    • The roster of characters includes: King Charles III, Prince William the Duke of Cambridge, Prince Henry "Harry" of Wales, Catherine "Kate" the Duchess of Cambridge, and Camilla the Duchess of Cornwall.
    • Also included: the ghost of Diana, Princess of Wales and mentions of both Queen Elizabeth II (posthumously) and Prince George.
  • Rebel Prince: Prince Harry, who begins dating an opinionated republican (i.e. anti-monarchist) commoner to the dismay of his conservative royal (and very monarchist) family — he even considers giving up his royal title to live as a commoner, but doesn't go through with it.
  • Reluctant Retiree: Towards the end, William and Harry corner Charles and threaten to effectively disown him, cutting off all contact with him (and taking his grandchildren with them) if he does not abdicate and put William on the throne. Charles reluctantly agrees, not wanting to be alone in life. That doesn't mean he likes doing it though. Quite the contrary, he openly weeps and his hand trembles as he signs the abdication document. He had waited to be King for literally decades, and his "rule" had only just started when it is taken from him by the people he loves the most.
  • Requisite Royal Regalia: Includes Cool Crown, Pimped-Out Cape, and a Scepter. See the Ermine Cape Effect trope above.
  • Ripped from the Headlines: The big political schism being around the issue of media regulation is a nod to the fallout of the News International phone hacking scandal.
  • Royal Decree: Charles' refusal to sign the bill could be seen as this - he even puts his royal stamp on the refusal and has his underbutler personally deliver it to Downing St.
  • Royals Who Actually Do Something: Following the death of Elizabeth II, King Charles wants the monarchy to take a more active role in government. The government wants him to be a Pen-Pushing President and stay out of their affairs.
  • Sleazy Politician: Stevens, the Leader of the Opposition. He says one thing to Charles in private meetings and another in Parliament. Also mentioned to be personally acquainted with members of the press who would be affected by the passage of the media regulation bill.
  • Starts with Their Funeral: The play begins with the royal family gathering shortly after the funeral of Queen Elizabeth II.
  • Time Marches On: The play premiered in 2014, and made use of the real people who were part of the royal family at that time. Since 2014, the following events have altered the royal family:
    • In 2016, Prince Harry began dating American actress Meghan Markle. The two would go on to marry in 2018 and have two children, Archie (b. 2019) and Lilibet (b. 2021).

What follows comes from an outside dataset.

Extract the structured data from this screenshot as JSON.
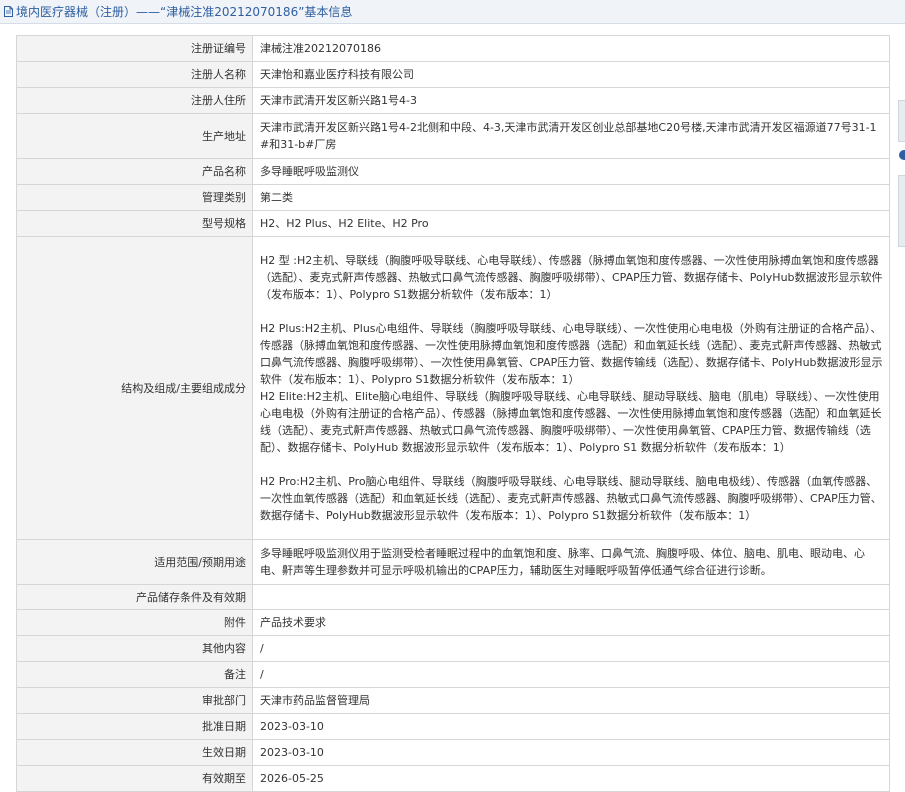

    • Prince William and Kate went on to have more children after the birth of Prince George (who does not make an appearance in the show, but who is mentioned as a factor in William and Kate's popularity). Their daughter, Princess Charlotte, was born in 2015. Their second son, Prince Louis, was born in 2018.
    • Queen Elizabeth II lived a further 8 years after the play's premiere, dying at the age of 96 in 2022.
    • Charles' coronation was held without issue or abdication, per the play in 2023.
  • Universally Beloved Leader: Prince William and Kate argue that their nigh-universal popularity makes them better suited to monarchy than Charles, and indeed the only members of the royal family who can undo the damage Charles has caused to their reputation and royal brand.
  • Well-Intentioned Extremist:
    • King Charles will do everything in his power to preserve what he views as democracy (and especially freedom of the press), up to and including the dissolution of Parliament after they pass a bill for the statutory regulation of the press. He sees it as his royal duty and god-given responsibility to course-correct when (in his opinion) the House of Lords and House of Commons overextends their authority, even if it means using the power of a monarch to throw out the entire democratically elected government.
    • It's also made clear that William and Kate are taking extreme measures to salvage the institution of monarchy, at the cost of forcing Charles to abdicate and signing off on the press regulation bill. They're setting the precedent of the monarchy as a powerless figurehead instead of an active participant in the governing process.